Last winter, Kevin Drum reported in Mother Jones on the lead – violent crime connection, and I missed it! Just in case you missed it too, I am posting the link here. Informed urban gardeners know of the overwhelming presence of lead in urban soils. Between leaded paint in adjacent buildings and the legacy of leaded gasoline, lead is everywhere in dense urban areas. Drum’s mission was to sort out the theories on why rates of violent crime have plunged in recent years, and it turns out that lead contamination rates parallel the violent crime rate. Drum cites the work of Rick Nevin (2007) whose 2007 paper in Environmental Research (Vol. 104, No. 3, pages 315-336) suggests that this association is found in cities around the globe. Even though lead remains in urban soils, the daily dose of lead has fallen precipitously since lead was banned in paint (1978) and gasoline (1986 for all of the U.S. except Washington State where it was banned in 1991). The promising news is that further lead remediation is attainable.

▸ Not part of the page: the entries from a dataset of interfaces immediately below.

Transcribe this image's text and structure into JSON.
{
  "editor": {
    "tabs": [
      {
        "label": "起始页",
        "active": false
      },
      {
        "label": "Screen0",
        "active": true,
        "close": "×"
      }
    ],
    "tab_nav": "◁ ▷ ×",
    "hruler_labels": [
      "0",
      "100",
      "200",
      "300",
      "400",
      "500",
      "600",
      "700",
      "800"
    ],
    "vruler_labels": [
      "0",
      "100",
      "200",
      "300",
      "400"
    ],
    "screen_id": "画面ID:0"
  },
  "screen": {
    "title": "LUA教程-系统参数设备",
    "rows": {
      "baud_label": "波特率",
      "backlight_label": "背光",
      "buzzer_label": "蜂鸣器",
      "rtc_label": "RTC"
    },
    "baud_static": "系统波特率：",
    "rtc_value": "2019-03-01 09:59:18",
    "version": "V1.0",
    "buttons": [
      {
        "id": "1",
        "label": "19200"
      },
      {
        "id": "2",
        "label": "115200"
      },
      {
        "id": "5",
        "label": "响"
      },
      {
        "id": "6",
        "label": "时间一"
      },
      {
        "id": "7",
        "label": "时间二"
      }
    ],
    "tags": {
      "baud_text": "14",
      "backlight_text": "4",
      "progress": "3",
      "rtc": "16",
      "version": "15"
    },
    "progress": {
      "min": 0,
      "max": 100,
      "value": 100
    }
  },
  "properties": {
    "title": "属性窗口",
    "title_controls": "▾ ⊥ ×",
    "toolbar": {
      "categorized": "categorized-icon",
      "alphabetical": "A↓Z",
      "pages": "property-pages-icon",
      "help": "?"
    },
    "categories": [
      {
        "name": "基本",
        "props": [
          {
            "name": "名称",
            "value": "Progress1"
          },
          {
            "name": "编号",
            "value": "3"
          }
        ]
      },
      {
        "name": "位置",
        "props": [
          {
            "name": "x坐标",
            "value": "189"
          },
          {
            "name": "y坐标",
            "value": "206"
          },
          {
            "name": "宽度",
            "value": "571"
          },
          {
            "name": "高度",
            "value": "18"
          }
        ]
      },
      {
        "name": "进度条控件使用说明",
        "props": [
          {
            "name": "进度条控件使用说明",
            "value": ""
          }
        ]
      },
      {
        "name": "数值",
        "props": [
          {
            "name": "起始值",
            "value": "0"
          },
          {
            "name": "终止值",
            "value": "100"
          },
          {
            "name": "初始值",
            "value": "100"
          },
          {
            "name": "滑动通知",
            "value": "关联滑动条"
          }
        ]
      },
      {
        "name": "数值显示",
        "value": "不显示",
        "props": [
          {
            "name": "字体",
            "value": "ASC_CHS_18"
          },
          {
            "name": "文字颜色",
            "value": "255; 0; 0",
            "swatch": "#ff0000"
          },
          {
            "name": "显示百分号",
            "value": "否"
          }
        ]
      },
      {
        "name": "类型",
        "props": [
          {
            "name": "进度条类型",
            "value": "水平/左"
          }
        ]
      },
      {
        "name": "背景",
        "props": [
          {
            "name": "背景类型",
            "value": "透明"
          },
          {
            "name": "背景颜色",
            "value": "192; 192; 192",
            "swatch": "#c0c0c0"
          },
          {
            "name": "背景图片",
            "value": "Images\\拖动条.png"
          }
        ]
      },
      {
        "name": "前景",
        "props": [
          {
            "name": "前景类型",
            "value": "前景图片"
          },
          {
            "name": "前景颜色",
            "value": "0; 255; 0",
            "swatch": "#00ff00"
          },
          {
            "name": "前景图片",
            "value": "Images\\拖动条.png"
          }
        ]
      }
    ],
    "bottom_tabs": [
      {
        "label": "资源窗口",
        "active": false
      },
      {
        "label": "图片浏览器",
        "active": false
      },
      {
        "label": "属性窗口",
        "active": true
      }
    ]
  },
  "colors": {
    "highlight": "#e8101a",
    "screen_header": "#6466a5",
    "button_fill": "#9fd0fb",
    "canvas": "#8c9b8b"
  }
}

A series of posts in Talking Points Memo alerted me to the Drum article. A reader post draws out the various factors at play in the rise and decline of violent crime.

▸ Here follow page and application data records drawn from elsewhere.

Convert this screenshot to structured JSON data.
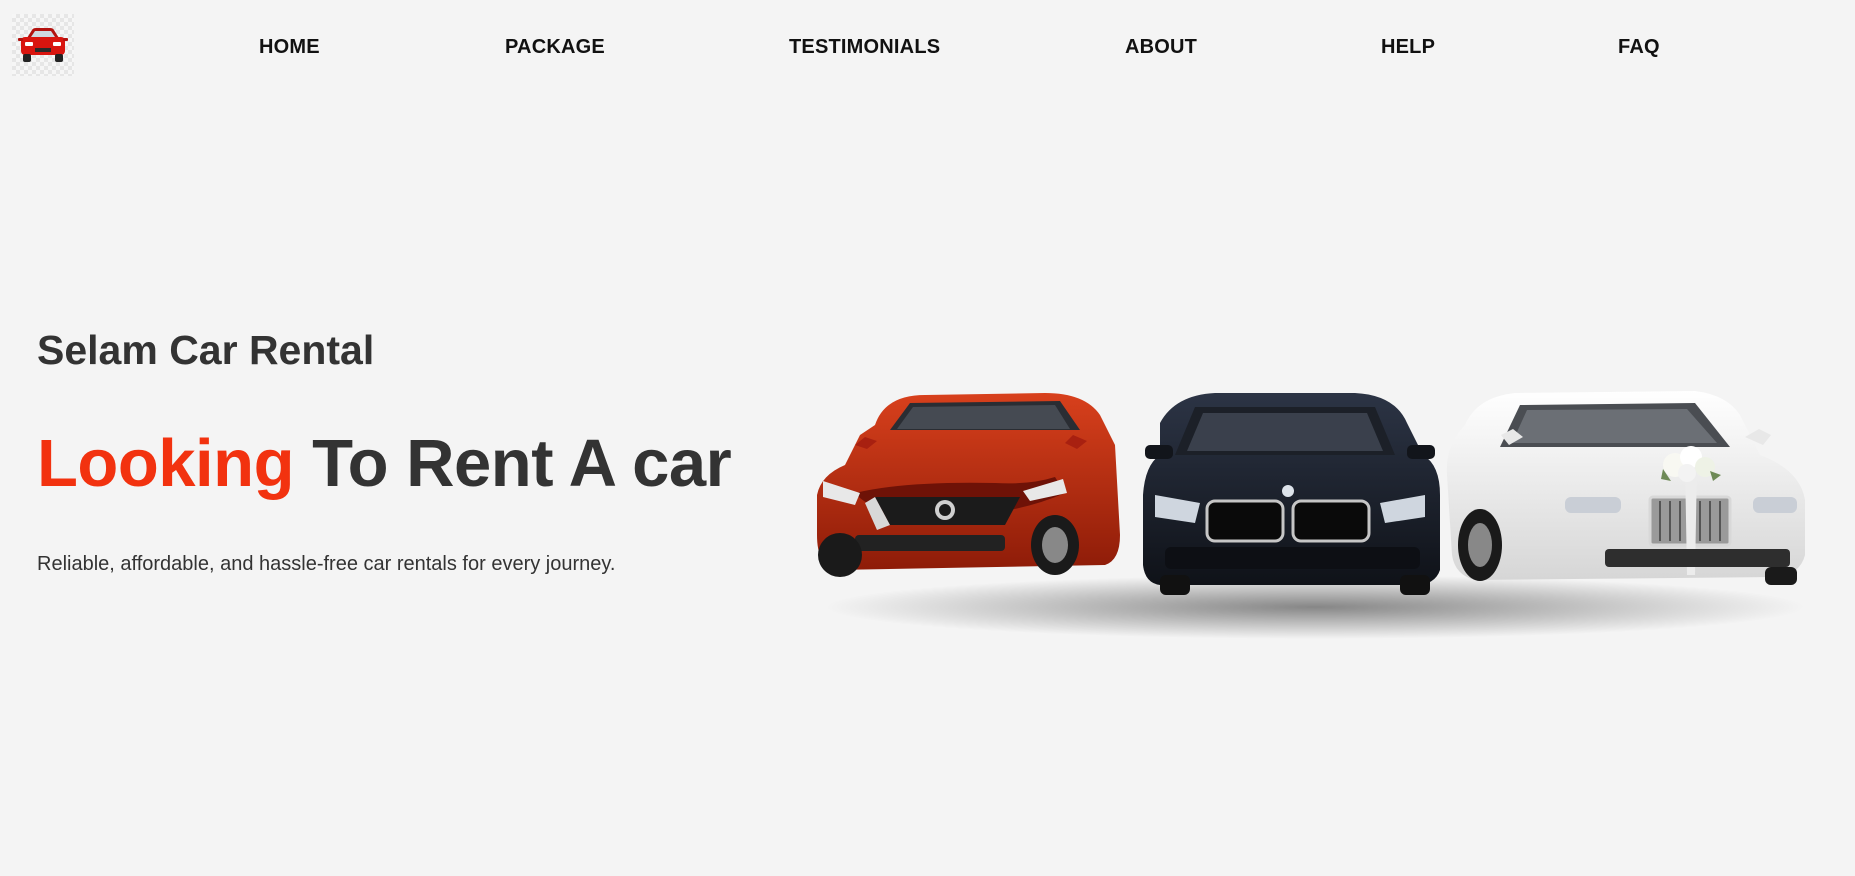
{
  "nav": {
    "logo_icon": "car-icon",
    "items": [
      {
        "label": "HOME"
      },
      {
        "label": "PACKAGE"
      },
      {
        "label": "TESTIMONIALS"
      },
      {
        "label": "ABOUT"
      },
      {
        "label": "HELP"
      },
      {
        "label": "FAQ"
      }
    ]
  },
  "hero": {
    "brand": "Selam Car Rental",
    "headline_accent": "Looking",
    "headline_rest": " To Rent A car",
    "tagline": "Reliable, affordable, and hassle-free car rentals for every journey.",
    "image_icon": "cars-image"
  },
  "colors": {
    "accent": "#f2320f",
    "text": "#333333",
    "background": "#f4f4f4",
    "car_red": "#c0280e",
    "car_dark": "#1a1f2b",
    "car_white": "#f0f0f0"
  }
}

American lead contamination is embedded within the growth of the new urban ghetto, a period of rapid segregation of new cities, along with the decline of the urban economy and white flight.
Any sort of silver bullet based theory is going to be wrong. The problem of the lead contamination argument is that its appeal is, in part, the lack of an actively malignant empowered white population. It makes the main problem not the racism and its role in American capitalism, but a naivete that is easily beaten with science. That’s just not how it happened—it is certainly a part of how it happened, and it is important for us to understand what lead does and how to fight it. But to do so without also actively highlighting the role of local, state, and federal government as well as private industry in creating the ghetto, depolicing (and then repolicing) it, and devestment is to paint an overly rosy picture of one of the most inhumane things Americans have done on the basis of race. Lead exposure is a part of that, but it is important not to let medical\/biological explanations lose the basic fact that they are embedded in our social experience.